The Alai Minar’s first level stood 24.5 metres tall. Unfortunately, Sultan died just after the first floor was completed, and the Minar’s development was put on hold. The Sultan’s ambitious spirit is reflected in the Alai Minar. Despite the Sultan’s efforts, his monument could never be matched to Qutub Minar.
Present Day Scenario of Alai Minar
Despite the Sultan’s efforts to make his monument one of Delhi’s tallest structures, he was unable to realise his objective. The monument’s imperfect stone carvings demonstrate the beauty of the monument even if it is incomplete.
This is an example of how overachievement may ruin a brilliant piece of art. This incomplete masterpiece will always remind you of something that should have been done better but was destroyed due to overachievement. When you visit the Qutub complex, you will undoubtedly love the sight of Alai Minar. Although it is in ruins, it will undoubtedly capture your attention.
Alai minar inside
The Alai Minar is an incomplete tower in the Qutub Complex that was begun by Alauddin Khilji. After doubling the size of the Quwwat-ul-Islam Mosque, Khilji chose to build a tower twice the height of the Qutub Minar.
When was alai minar built
Alai Minar is a half completed historical structure erected in 1300 CE by one of Delhi’s most rebellious Sultans, Alauddin Khilji, in an effort to attain a height four times that of Qutub Minar. This 80-foot-tall minar, located near the Qutub Minar, was abandoned soon after Allaudin Khilji died in 1361 CE. Khilji was so pleased with his accomplishments that he desired a minar twice the size of Qutub Minar.
Alai Minar Plan
The building reached the first story before being halted due to the death of Sultan Ala-ud-din Khalji in 1316 AD. His successors were unable to finish the building because the political situation had altered. The Khilji dynasty was vanquished, and the Delhi Sultanate passed to the Tughlaq dynasty. In the instance of Sultan Khilji, what is in store for us in the future is real. His lofty goal was never realised. The subtle reality is that he did finish a great tower – Qutub Mimar – which is visited by thousands of people every day.
The Alai Minar is 24.38 m (80 ft) tall and has a circumference of 77.72 m. (255 feet). The outside wall of the tower is extraordinarily thick, measuring 5.8 m (19 feet) and split into 32 faces of 2.43 m (8 feet). There is a central column in the inside where a stairway to a higher level would be. The centre column is 8 metres (26 feet) in diameter. The corridor was 3 metres wide so that a stairway could be built. The entryway is located on the tower’s eastern side.
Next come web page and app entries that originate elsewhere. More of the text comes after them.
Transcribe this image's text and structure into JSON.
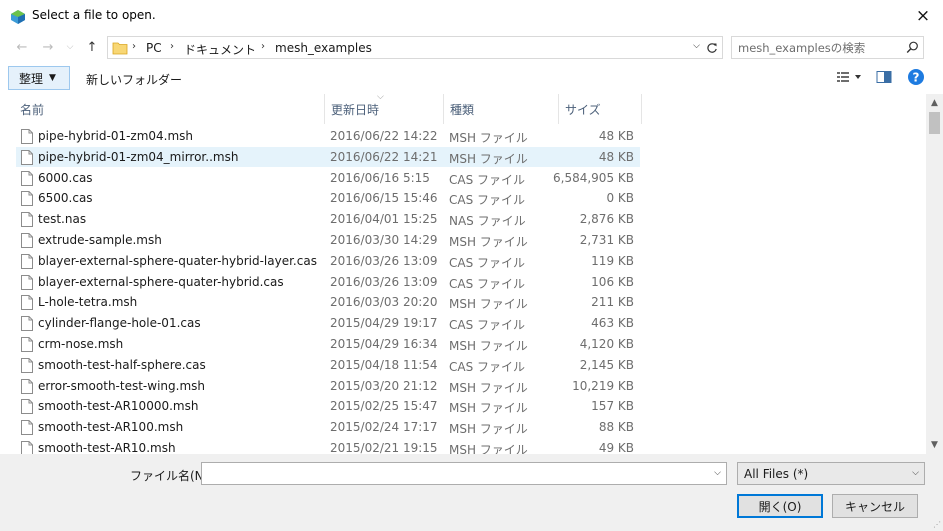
{
  "window": {
    "title": "Select a file to open.",
    "close_label": "×"
  },
  "nav": {
    "breadcrumbs": [
      "PC",
      "ドキュメント",
      "mesh_examples"
    ],
    "search_placeholder": "mesh_examplesの検索"
  },
  "toolbar": {
    "organize_label": "整理",
    "new_folder_label": "新しいフォルダー"
  },
  "columns": {
    "name": "名前",
    "date": "更新日時",
    "type": "種類",
    "size": "サイズ"
  },
  "files": [
    {
      "name": "pipe-hybrid-01-zm04.msh",
      "date": "2016/06/22 14:22",
      "type": "MSH ファイル",
      "size": "48 KB",
      "selected": false
    },
    {
      "name": "pipe-hybrid-01-zm04_mirror..msh",
      "date": "2016/06/22 14:21",
      "type": "MSH ファイル",
      "size": "48 KB",
      "selected": true
    },
    {
      "name": "6000.cas",
      "date": "2016/06/16 5:15",
      "type": "CAS ファイル",
      "size": "6,584,905 KB",
      "selected": false
    },
    {
      "name": "6500.cas",
      "date": "2016/06/15 15:46",
      "type": "CAS ファイル",
      "size": "0 KB",
      "selected": false
    },
    {
      "name": "test.nas",
      "date": "2016/04/01 15:25",
      "type": "NAS ファイル",
      "size": "2,876 KB",
      "selected": false
    },
    {
      "name": "extrude-sample.msh",
      "date": "2016/03/30 14:29",
      "type": "MSH ファイル",
      "size": "2,731 KB",
      "selected": false
    },
    {
      "name": "blayer-external-sphere-quater-hybrid-layer.cas",
      "date": "2016/03/26 13:09",
      "type": "CAS ファイル",
      "size": "119 KB",
      "selected": false
    },
    {
      "name": "blayer-external-sphere-quater-hybrid.cas",
      "date": "2016/03/26 13:09",
      "type": "CAS ファイル",
      "size": "106 KB",
      "selected": false
    },
    {
      "name": "L-hole-tetra.msh",
      "date": "2016/03/03 20:20",
      "type": "MSH ファイル",
      "size": "211 KB",
      "selected": false
    },
    {
      "name": "cylinder-flange-hole-01.cas",
      "date": "2015/04/29 19:17",
      "type": "CAS ファイル",
      "size": "463 KB",
      "selected": false
    },
    {
      "name": "crm-nose.msh",
      "date": "2015/04/29 16:34",
      "type": "MSH ファイル",
      "size": "4,120 KB",
      "selected": false
    },
    {
      "name": "smooth-test-half-sphere.cas",
      "date": "2015/04/18 11:54",
      "type": "CAS ファイル",
      "size": "2,145 KB",
      "selected": false
    },
    {
      "name": "error-smooth-test-wing.msh",
      "date": "2015/03/20 21:12",
      "type": "MSH ファイル",
      "size": "10,219 KB",
      "selected": false
    },
    {
      "name": "smooth-test-AR10000.msh",
      "date": "2015/02/25 15:47",
      "type": "MSH ファイル",
      "size": "157 KB",
      "selected": false
    },
    {
      "name": "smooth-test-AR100.msh",
      "date": "2015/02/24 17:17",
      "type": "MSH ファイル",
      "size": "88 KB",
      "selected": false
    },
    {
      "name": "smooth-test-AR10.msh",
      "date": "2015/02/21 19:15",
      "type": "MSH ファイル",
      "size": "49 KB",
      "selected": false
    }
  ],
  "footer": {
    "filename_label": "ファイル名(N):",
    "filename_value": "",
    "filter_value": "All Files (*)",
    "open_label": "開く(O)",
    "cancel_label": "キャンセル"
  },
  "colors": {
    "accent": "#0078d7",
    "selection": "#e5f3fb",
    "folder": "#f8d775",
    "help": "#1e7be0"
  },
  "icons": [
    "app-icon",
    "back-icon",
    "forward-icon",
    "recent-dropdown-icon",
    "up-icon",
    "folder-icon",
    "refresh-icon",
    "search-icon",
    "view-options-icon",
    "preview-pane-icon",
    "help-icon",
    "file-icon"
  ]
}
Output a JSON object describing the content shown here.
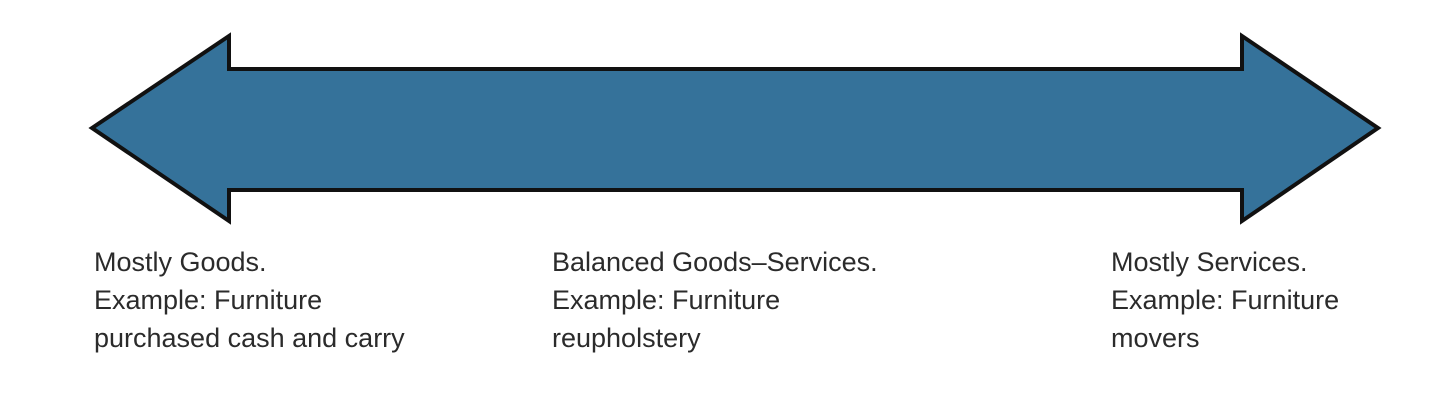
{
  "diagram": {
    "arrow_fill": "#35729A",
    "arrow_stroke": "#111111",
    "text_color": "#2b2b2b",
    "labels": {
      "goods": {
        "title": "Mostly Goods.",
        "example": "Example: Furniture",
        "detail": "purchased cash and carry"
      },
      "balanced": {
        "title": "Balanced Goods–Services.",
        "example": "Example: Furniture",
        "detail": "reupholstery"
      },
      "services": {
        "title": "Mostly Services.",
        "example": "Example: Furniture",
        "detail": "movers"
      }
    }
  }
}
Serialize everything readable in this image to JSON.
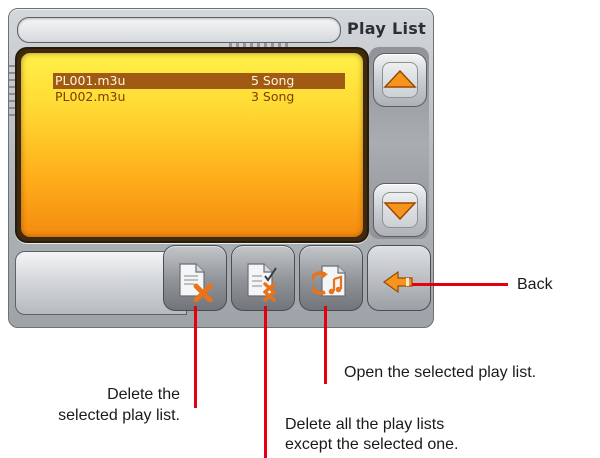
{
  "screen": {
    "title": "Play List"
  },
  "playlist": {
    "rows": [
      {
        "name": "PL001.m3u",
        "count": "5 Song",
        "selected": true
      },
      {
        "name": "PL002.m3u",
        "count": "3 Song",
        "selected": false
      }
    ]
  },
  "toolbar": {
    "buttons": [
      {
        "id": "delete",
        "icon": "document-delete-icon"
      },
      {
        "id": "delete-others",
        "icon": "document-checklist-delete-icon"
      },
      {
        "id": "open",
        "icon": "document-open-music-icon"
      },
      {
        "id": "back",
        "icon": "back-arrow-icon"
      }
    ]
  },
  "callouts": {
    "back": "Back",
    "open": "Open the selected play list.",
    "delete_line1": "Delete the",
    "delete_line2": "selected play list.",
    "delete_others_line1": "Delete all the play lists",
    "delete_others_line2": "except the selected one."
  },
  "colors": {
    "selection": "#a05a14",
    "leader": "#e3000f",
    "accent_orange": "#f58a10"
  }
}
How to reach Alai Minar
As Alai Minar is located in Qutub complex, which is most famous site in Delhi you can reach easly by road and by metro. Here are the Alai Minar’s address, nearest metro station, timing and ticket price details. You may get to the Alai Minar in Delhi by taking a local bus or hiring an auto-rickshaw or cab as w
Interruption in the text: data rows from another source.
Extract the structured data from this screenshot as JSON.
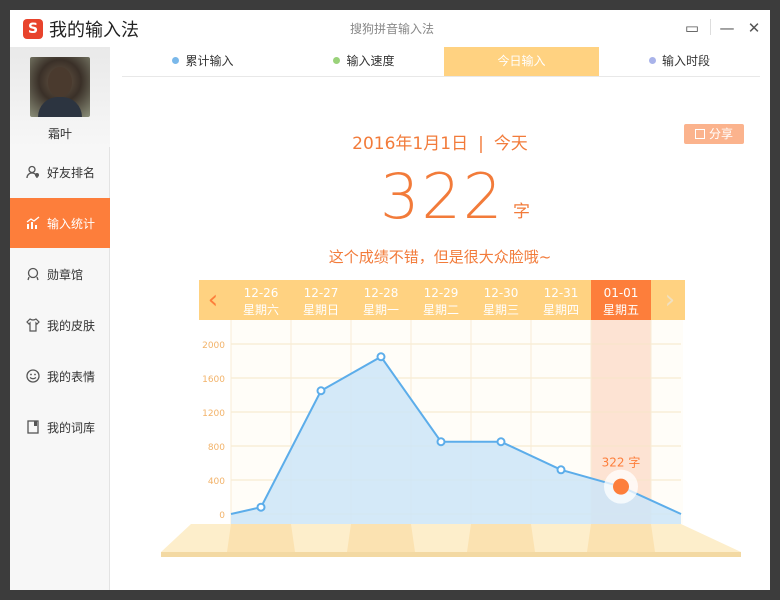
{
  "app": {
    "name": "我的输入法",
    "subtitle": "搜狗拼音输入法",
    "controls": {
      "feedback": "▭",
      "minimize": "—",
      "close": "✕"
    }
  },
  "user": {
    "name": "霜叶"
  },
  "sidebar": {
    "items": [
      {
        "label": "好友排名",
        "icon": "friends-icon"
      },
      {
        "label": "输入统计",
        "icon": "stats-icon",
        "active": true
      },
      {
        "label": "勋章馆",
        "icon": "medal-icon"
      },
      {
        "label": "我的皮肤",
        "icon": "shirt-icon"
      },
      {
        "label": "我的表情",
        "icon": "smiley-icon"
      },
      {
        "label": "我的词库",
        "icon": "dictionary-icon"
      }
    ]
  },
  "tabs": [
    {
      "label": "累计输入",
      "dot": "#7ab8ea"
    },
    {
      "label": "输入速度",
      "dot": "#9ad27a"
    },
    {
      "label": "今日输入",
      "active": true
    },
    {
      "label": "输入时段",
      "dot": "#a9b3ea"
    }
  ],
  "summary": {
    "date": "2016年1月1日",
    "separator": "|",
    "today": "今天",
    "count": "322",
    "unit": "字",
    "comment": "这个成绩不错，但是很大众脸哦~",
    "share_label": "分享"
  },
  "colors": {
    "accent": "#fd7e3b",
    "header_bar": "#ffd281",
    "header_selected": "#fd7e3b",
    "area_fill": "#cde5f8",
    "line": "#5cadea"
  },
  "chart_data": {
    "type": "area",
    "x": [
      "12-26",
      "12-27",
      "12-28",
      "12-29",
      "12-30",
      "12-31",
      "01-01"
    ],
    "weekdays": [
      "星期六",
      "星期日",
      "星期一",
      "星期二",
      "星期三",
      "星期四",
      "星期五"
    ],
    "values": [
      80,
      1450,
      1850,
      850,
      850,
      520,
      322
    ],
    "selected_index": 6,
    "selected_label": "322 字",
    "yticks": [
      0,
      400,
      800,
      1200,
      1600,
      2000
    ],
    "ylim": [
      0,
      2000
    ],
    "grid": true,
    "nav": {
      "prev": "‹",
      "next": "›"
    }
  }
}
Nearest Metro Station
The nearest metro station of Alai Minar is Qutub Minar Metro Station on yellow line which is 3Km away from the monument. You can take Auto or riksha to reach the destination in 10 mintues. You may get to the Alai Minar in Delhi by taking a local bus or hiring an auto-rickshaw or cab as well from you home if you are going via raod.
Address: Qutub Minar Complex Rd, Ladha Sarai, Mehrauli, New Delhi, Delhi 110030
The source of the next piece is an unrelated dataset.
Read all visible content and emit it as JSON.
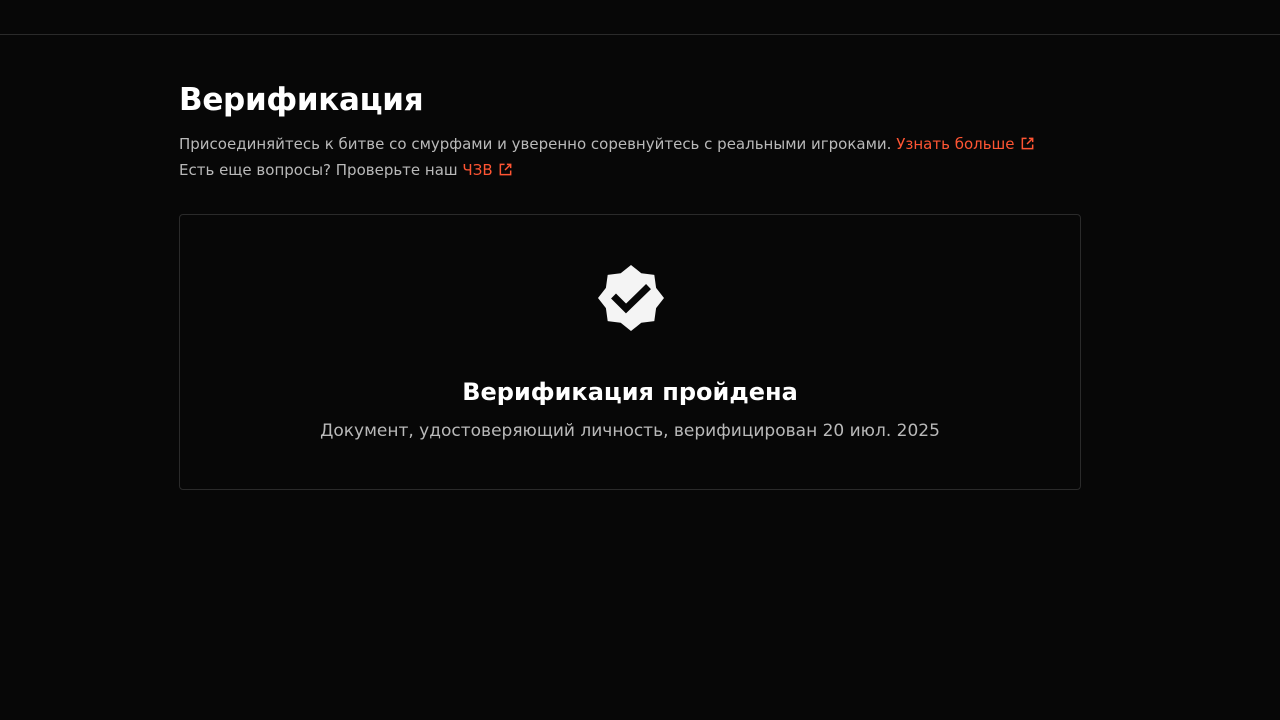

Alai Minar timings are same as Qutub Minar which is 7am–9pm and remains open on all days of the week. You can also visit now at evening to show the lighing on Qutub Minar. The best time to visit Alai Minar during early morning hours to avoid the crowd and line for the ticket.
The entrance fee is Rs.35 for Indians and Rs.550 for foreigners. Children under the age of 15 are admitted free of charge. You can also book ticket online when you reach at ticket counter to avoid lines.
Alai Darwaza Gate is a really beautiful construction that needs to be visited since it is a good example of Delhi Sultanate architecture and how they constructed something as wonderful as this monument towering tall in Delhi’s Qutub Complex.